Lucky thief Tae-goo (Song Kang-ho) stumbles across the map while robbing a train, but psychopathic sadist Chang-yi (Lee Byung-hun), and his posse, is already after the map and ice cool bounty hunter Do-Won (Jung Woo-sung) is after Chang-yi - who he believes is a famous killer known as The Finger Chopper.
The rest of the film is pretty much one long chase, peppered with gunfights, martial arts, vehicle stunts etc
Two set-pieces stand out in particular, the fight around the "ghost market" (a town's black market area, which is patrolled by its own gang of thugs), which marks the half-way point of the film, and then the monumental "everybody chases Tae-goo" sequence which leads into the third act. This latter segment throws in a large detachment of the Japanese army and a gang of marauding bandits - each faction keen to get ahold of the map and find the treasure.
One of the most enjoyable aspects of these set-pieces, unlike many Hollywood blockbusters (e.g. the later Indiana Jones film, the Star Wars Prequels and The Pirates of The Caribbean sequels) is they don't like video game levels, but genuine, old school, thrilling action with real actors, real props, real horses etc - not CGI!
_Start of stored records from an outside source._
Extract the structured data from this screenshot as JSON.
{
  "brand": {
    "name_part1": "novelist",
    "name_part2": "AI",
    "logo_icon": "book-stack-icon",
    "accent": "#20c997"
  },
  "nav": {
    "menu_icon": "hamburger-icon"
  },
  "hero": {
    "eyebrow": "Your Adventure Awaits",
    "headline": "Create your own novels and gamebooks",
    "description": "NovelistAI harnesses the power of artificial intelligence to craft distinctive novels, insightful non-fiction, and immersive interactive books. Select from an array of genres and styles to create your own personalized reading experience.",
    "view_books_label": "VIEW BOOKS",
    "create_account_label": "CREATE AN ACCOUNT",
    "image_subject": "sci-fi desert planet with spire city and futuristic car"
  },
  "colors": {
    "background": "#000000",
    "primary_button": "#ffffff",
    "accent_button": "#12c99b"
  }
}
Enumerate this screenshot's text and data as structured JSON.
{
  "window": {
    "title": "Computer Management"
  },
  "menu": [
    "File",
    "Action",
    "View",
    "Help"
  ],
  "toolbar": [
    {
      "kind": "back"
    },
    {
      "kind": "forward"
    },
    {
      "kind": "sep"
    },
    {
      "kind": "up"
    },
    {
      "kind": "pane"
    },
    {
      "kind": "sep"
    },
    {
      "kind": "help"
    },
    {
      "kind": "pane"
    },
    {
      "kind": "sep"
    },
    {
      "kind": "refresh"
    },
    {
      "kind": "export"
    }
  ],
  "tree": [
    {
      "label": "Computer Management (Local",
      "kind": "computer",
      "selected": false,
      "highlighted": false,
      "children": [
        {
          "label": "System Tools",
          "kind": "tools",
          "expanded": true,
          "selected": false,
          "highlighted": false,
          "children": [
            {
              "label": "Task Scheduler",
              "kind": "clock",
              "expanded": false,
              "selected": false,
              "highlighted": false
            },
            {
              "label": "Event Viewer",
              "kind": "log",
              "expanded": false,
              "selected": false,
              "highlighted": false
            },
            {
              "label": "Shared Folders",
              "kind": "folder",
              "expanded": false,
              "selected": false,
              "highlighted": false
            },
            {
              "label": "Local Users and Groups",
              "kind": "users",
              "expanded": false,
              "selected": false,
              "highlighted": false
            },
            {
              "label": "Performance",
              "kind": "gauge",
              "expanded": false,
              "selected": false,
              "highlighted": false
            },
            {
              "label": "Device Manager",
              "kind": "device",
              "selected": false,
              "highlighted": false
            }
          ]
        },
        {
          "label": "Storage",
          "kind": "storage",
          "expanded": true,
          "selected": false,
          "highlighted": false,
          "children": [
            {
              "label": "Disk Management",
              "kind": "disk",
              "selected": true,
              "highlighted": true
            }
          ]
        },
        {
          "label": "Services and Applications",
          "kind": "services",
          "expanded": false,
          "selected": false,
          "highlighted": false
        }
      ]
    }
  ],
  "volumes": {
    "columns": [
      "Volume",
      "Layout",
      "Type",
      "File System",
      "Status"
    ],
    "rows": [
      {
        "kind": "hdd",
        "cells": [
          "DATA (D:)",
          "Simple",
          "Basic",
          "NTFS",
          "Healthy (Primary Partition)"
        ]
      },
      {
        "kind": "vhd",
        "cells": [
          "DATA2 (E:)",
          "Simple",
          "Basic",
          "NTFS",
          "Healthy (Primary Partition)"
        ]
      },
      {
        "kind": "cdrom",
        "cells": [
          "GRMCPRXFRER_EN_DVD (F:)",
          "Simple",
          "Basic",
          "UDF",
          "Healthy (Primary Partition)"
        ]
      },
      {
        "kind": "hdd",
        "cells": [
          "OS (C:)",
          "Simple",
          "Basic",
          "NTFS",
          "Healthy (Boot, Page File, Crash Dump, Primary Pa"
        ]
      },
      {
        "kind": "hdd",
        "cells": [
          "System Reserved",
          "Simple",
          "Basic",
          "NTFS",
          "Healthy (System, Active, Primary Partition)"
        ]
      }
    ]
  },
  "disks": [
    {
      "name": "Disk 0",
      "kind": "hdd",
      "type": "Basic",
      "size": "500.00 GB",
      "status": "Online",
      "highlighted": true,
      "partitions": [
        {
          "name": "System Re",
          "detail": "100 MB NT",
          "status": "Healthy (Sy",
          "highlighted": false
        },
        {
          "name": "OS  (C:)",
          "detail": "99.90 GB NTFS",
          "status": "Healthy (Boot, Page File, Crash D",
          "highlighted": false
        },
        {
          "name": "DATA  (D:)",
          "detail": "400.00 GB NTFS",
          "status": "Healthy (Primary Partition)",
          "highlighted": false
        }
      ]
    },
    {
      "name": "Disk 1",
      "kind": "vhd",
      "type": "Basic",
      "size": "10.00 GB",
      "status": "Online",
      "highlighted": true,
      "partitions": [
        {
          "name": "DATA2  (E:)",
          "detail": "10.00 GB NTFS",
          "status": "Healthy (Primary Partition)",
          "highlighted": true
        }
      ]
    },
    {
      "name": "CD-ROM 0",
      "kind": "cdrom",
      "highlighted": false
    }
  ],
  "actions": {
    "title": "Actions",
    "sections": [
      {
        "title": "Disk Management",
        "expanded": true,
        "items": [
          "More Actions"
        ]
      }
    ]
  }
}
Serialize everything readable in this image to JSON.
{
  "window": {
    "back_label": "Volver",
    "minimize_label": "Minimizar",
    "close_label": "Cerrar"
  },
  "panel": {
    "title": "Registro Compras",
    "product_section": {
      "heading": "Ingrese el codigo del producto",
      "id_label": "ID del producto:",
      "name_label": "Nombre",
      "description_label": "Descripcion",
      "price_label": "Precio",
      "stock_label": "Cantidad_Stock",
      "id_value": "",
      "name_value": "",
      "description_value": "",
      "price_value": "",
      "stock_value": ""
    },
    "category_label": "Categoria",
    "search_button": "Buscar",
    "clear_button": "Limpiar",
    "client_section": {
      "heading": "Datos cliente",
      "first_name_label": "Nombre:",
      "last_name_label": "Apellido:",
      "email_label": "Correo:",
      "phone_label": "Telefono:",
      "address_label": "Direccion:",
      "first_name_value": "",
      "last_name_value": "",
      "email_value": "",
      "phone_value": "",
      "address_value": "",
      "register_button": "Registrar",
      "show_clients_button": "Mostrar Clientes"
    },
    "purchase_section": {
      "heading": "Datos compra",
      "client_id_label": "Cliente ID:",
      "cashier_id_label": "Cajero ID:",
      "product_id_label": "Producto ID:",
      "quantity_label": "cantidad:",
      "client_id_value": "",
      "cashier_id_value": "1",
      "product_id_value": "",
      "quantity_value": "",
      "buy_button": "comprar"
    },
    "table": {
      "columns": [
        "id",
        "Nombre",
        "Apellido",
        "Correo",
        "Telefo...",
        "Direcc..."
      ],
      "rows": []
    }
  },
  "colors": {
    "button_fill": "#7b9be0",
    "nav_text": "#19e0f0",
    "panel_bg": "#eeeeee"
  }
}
As you may have guessed from the title, the film lifts a lot of ideas - and visuals - from classic Spaghetti Westerns - with the final three-way confrontation between our protagonists being the most obvious - but serves them up in a distinctly Oriental style.
Two hours is perhaps a bit too long for a movie with such a simple plot, but the constant action and subtle wit of the script make it thoroughly engrossing, so you don't notice the time.
The DVD comes with an alternate (Korean), extended ending which opens the doors to a possible sequel, although I actually found the ending as shown to be just as satisfying.